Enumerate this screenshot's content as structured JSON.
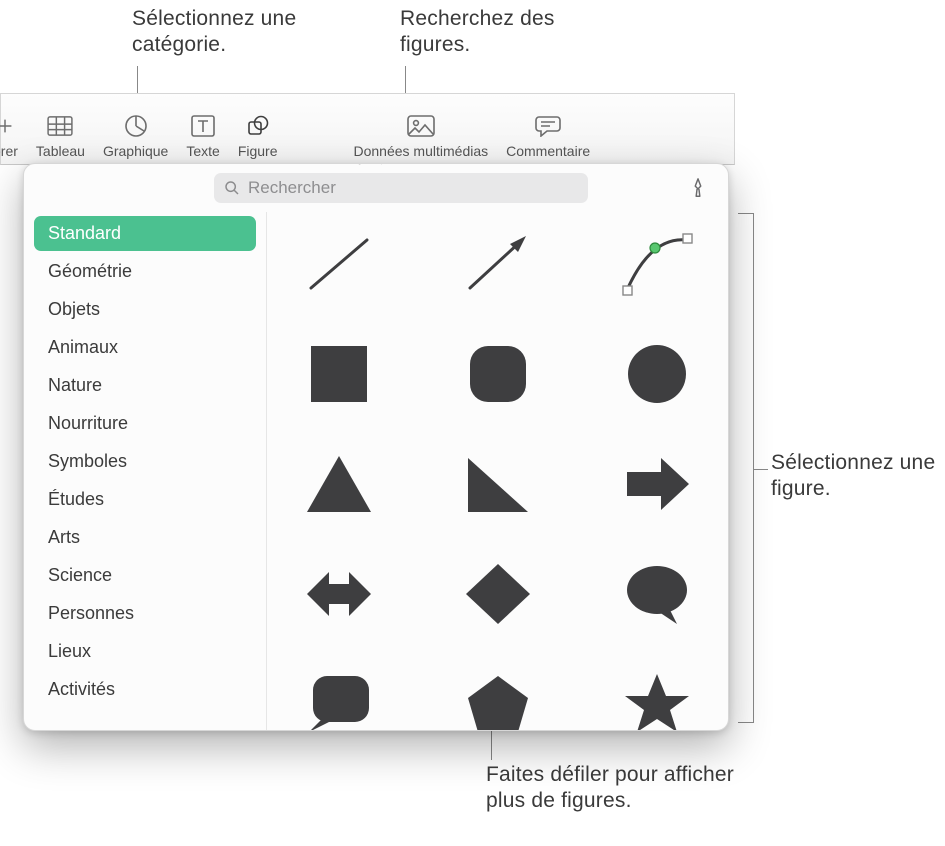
{
  "callouts": {
    "select_category": "Sélectionnez une catégorie.",
    "search_shapes": "Recherchez des figures.",
    "select_shape": "Sélectionnez une figure.",
    "scroll_more": "Faites défiler pour afficher plus de figures."
  },
  "toolbar": {
    "insert": "érer",
    "table": "Tableau",
    "chart": "Graphique",
    "text": "Texte",
    "shape": "Figure",
    "media": "Données multimédias",
    "comment": "Commentaire"
  },
  "popover": {
    "search_placeholder": "Rechercher",
    "categories": [
      "Standard",
      "Géométrie",
      "Objets",
      "Animaux",
      "Nature",
      "Nourriture",
      "Symboles",
      "Études",
      "Arts",
      "Science",
      "Personnes",
      "Lieux",
      "Activités"
    ],
    "active_category_index": 0,
    "shapes": [
      "line",
      "arrow-line",
      "curve-editable",
      "square",
      "rounded-square",
      "circle",
      "triangle",
      "right-triangle",
      "arrow-right",
      "double-arrow-horizontal",
      "diamond",
      "speech-bubble",
      "callout-rounded",
      "pentagon",
      "star"
    ]
  }
}
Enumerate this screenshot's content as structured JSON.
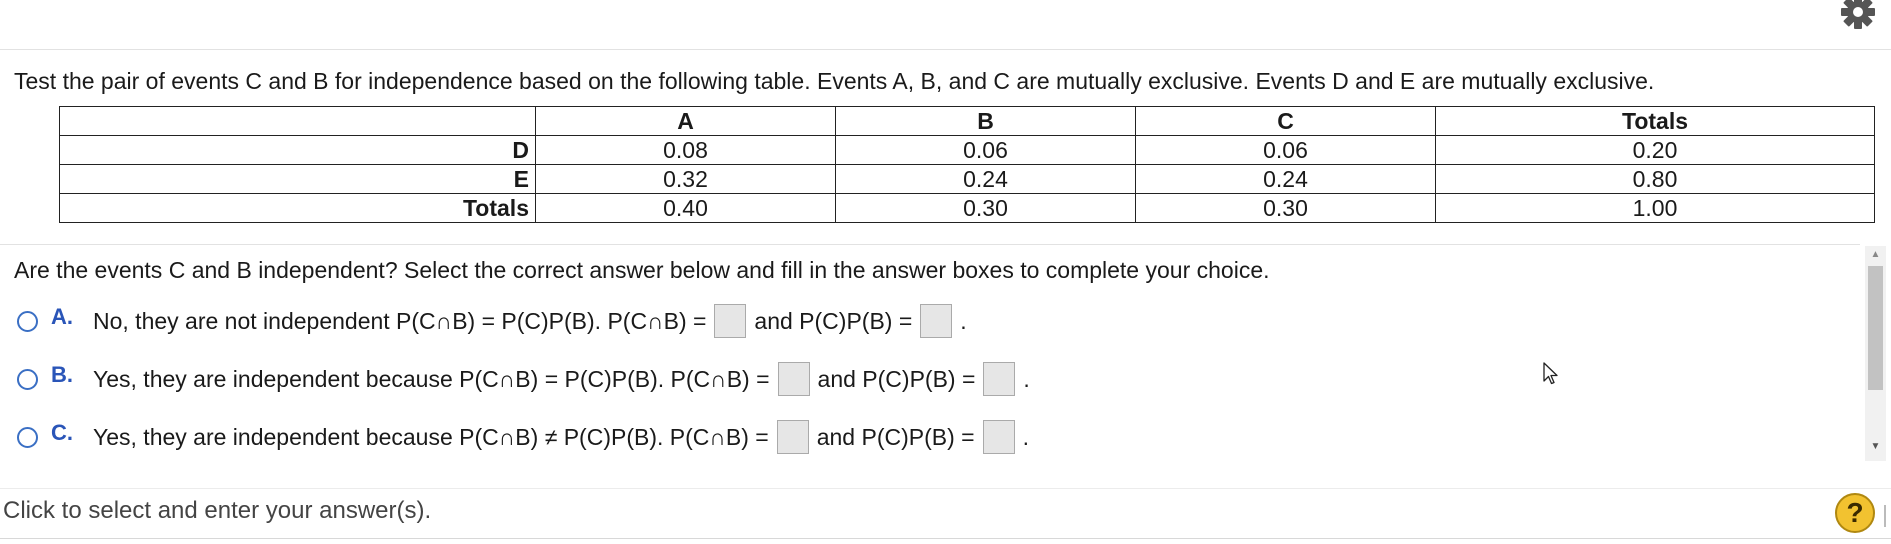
{
  "question": "Test the pair of events C and B for independence based on the following table. Events A, B, and C are mutually exclusive. Events D and E are mutually exclusive.",
  "table": {
    "headers": [
      "",
      "A",
      "B",
      "C",
      "Totals"
    ],
    "rows": [
      {
        "label": "D",
        "cells": [
          "0.08",
          "0.06",
          "0.06",
          "0.20"
        ]
      },
      {
        "label": "E",
        "cells": [
          "0.32",
          "0.24",
          "0.24",
          "0.80"
        ]
      },
      {
        "label": "Totals",
        "cells": [
          "0.40",
          "0.30",
          "0.30",
          "1.00"
        ]
      }
    ]
  },
  "prompt": "Are the events C and B independent? Select the correct answer below and fill in the answer boxes to complete your choice.",
  "options": [
    {
      "letter": "A.",
      "text": "No, they are not independent P(C∩B) = P(C)P(B). P(C∩B) =",
      "middle": "and P(C)P(B) =",
      "end": "."
    },
    {
      "letter": "B.",
      "text": "Yes, they are independent because P(C∩B) = P(C)P(B). P(C∩B) =",
      "middle": "and P(C)P(B) =",
      "end": "."
    },
    {
      "letter": "C.",
      "text": "Yes, they are independent because P(C∩B) ≠ P(C)P(B). P(C∩B) =",
      "middle": "and P(C)P(B) =",
      "end": "."
    }
  ],
  "footer": {
    "text": "Click to select and enter your answer(s).",
    "help_label": "?"
  },
  "icons": {
    "settings": "gear-icon",
    "help": "help-icon",
    "radio": "radio-button-icon",
    "cursor": "mouse-pointer-icon"
  },
  "colors": {
    "accent": "#2a55b8",
    "radio": "#3a6fc4",
    "answer_box": "#e6e6e6",
    "help": "#f2c230"
  }
}
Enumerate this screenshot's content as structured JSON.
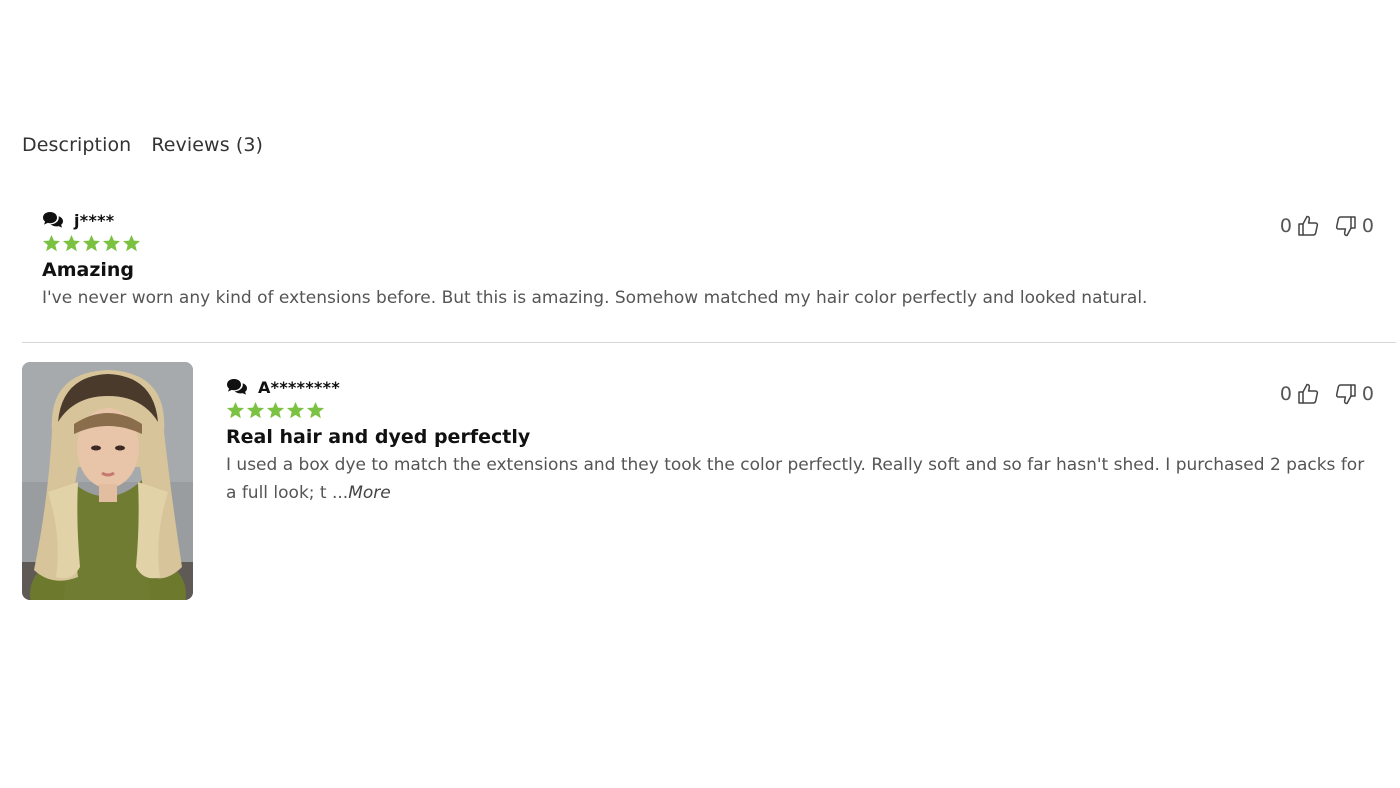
{
  "tabs": [
    {
      "label": "Description"
    },
    {
      "label": "Reviews (3)"
    }
  ],
  "colors": {
    "star": "#7cc242",
    "divider": "#d7d7d7"
  },
  "reviews": [
    {
      "author": "j****",
      "rating": 5,
      "title": "Amazing",
      "text": "I've never worn any kind of extensions before. But this is amazing. Somehow matched my hair color perfectly and looked natural.",
      "more": "",
      "likes": "0",
      "dislikes": "0",
      "has_photo": false
    },
    {
      "author": "A********",
      "rating": 5,
      "title": "Real hair and dyed perfectly",
      "text": "I used a box dye to match the extensions and they took the color perfectly. Really soft and so far hasn't shed. I purchased 2 packs for a full look; t ...",
      "more": "More",
      "likes": "0",
      "dislikes": "0",
      "has_photo": true
    }
  ]
}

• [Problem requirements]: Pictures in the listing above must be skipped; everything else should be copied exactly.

• [Answer box]:
Enumerate this screenshot's content as structured JSON.
{
  "callouts": {
    "select_category": "Sélectionnez une catégorie.",
    "search_shapes": "Recherchez des figures.",
    "select_shape": "Sélectionnez une figure.",
    "scroll_more": "Faites défiler pour afficher plus de figures."
  },
  "toolbar": {
    "insert": "érer",
    "table": "Tableau",
    "chart": "Graphique",
    "text": "Texte",
    "shape": "Figure",
    "media": "Données multimédias",
    "comment": "Commentaire"
  },
  "popover": {
    "search_placeholder": "Rechercher",
    "categories": [
      "Standard",
      "Géométrie",
      "Objets",
      "Animaux",
      "Nature",
      "Nourriture",
      "Symboles",
      "Études",
      "Arts",
      "Science",
      "Personnes",
      "Lieux",
      "Activités"
    ],
    "active_category_index": 0,
    "shapes": [
      "line",
      "arrow-line",
      "curve-editable",
      "square",
      "rounded-square",
      "circle",
      "triangle",
      "right-triangle",
      "arrow-right",
      "double-arrow-horizontal",
      "diamond",
      "speech-bubble",
      "callout-rounded",
      "pentagon",
      "star"
    ]
  }
}
Enumerate this screenshot's content as structured JSON.
{
  "question": "Test the pair of events C and B for independence based on the following table. Events A, B, and C are mutually exclusive. Events D and E are mutually exclusive.",
  "table": {
    "headers": [
      "",
      "A",
      "B",
      "C",
      "Totals"
    ],
    "rows": [
      {
        "label": "D",
        "cells": [
          "0.08",
          "0.06",
          "0.06",
          "0.20"
        ]
      },
      {
        "label": "E",
        "cells": [
          "0.32",
          "0.24",
          "0.24",
          "0.80"
        ]
      },
      {
        "label": "Totals",
        "cells": [
          "0.40",
          "0.30",
          "0.30",
          "1.00"
        ]
      }
    ]
  },
  "prompt": "Are the events C and B independent? Select the correct answer below and fill in the answer boxes to complete your choice.",
  "options": [
    {
      "letter": "A.",
      "text": "No, they are not independent P(C∩B) = P(C)P(B). P(C∩B) =",
      "middle": "and P(C)P(B) =",
      "end": "."
    },
    {
      "letter": "B.",
      "text": "Yes, they are independent because P(C∩B) = P(C)P(B). P(C∩B) =",
      "middle": "and P(C)P(B) =",
      "end": "."
    },
    {
      "letter": "C.",
      "text": "Yes, they are independent because P(C∩B) ≠ P(C)P(B). P(C∩B) =",
      "middle": "and P(C)P(B) =",
      "end": "."
    }
  ],
  "footer": {
    "text": "Click to select and enter your answer(s).",
    "help_label": "?"
  },
  "icons": {
    "settings": "gear-icon",
    "help": "help-icon",
    "radio": "radio-button-icon",
    "cursor": "mouse-pointer-icon"
  },
  "colors": {
    "accent": "#2a55b8",
    "radio": "#3a6fc4",
    "answer_box": "#e6e6e6",
    "help": "#f2c230"
  }
}
Enumerate this screenshot's content as structured JSON.
{
  "tabs": [
    {
      "label": "Description"
    },
    {
      "label": "Reviews (3)"
    }
  ],
  "colors": {
    "star": "#7cc242",
    "divider": "#d7d7d7"
  },
  "reviews": [
    {
      "author": "j****",
      "rating": 5,
      "title": "Amazing",
      "text": "I've never worn any kind of extensions before. But this is amazing. Somehow matched my hair color perfectly and looked natural.",
      "more": "",
      "likes": "0",
      "dislikes": "0",
      "has_photo": false
    },
    {
      "author": "A********",
      "rating": 5,
      "title": "Real hair and dyed perfectly",
      "text": "I used a box dye to match the extensions and they took the color perfectly. Really soft and so far hasn't shed. I purchased 2 packs for a full look; t ...",
      "more": "More",
      "likes": "0",
      "dislikes": "0",
      "has_photo": true
    }
  ]
}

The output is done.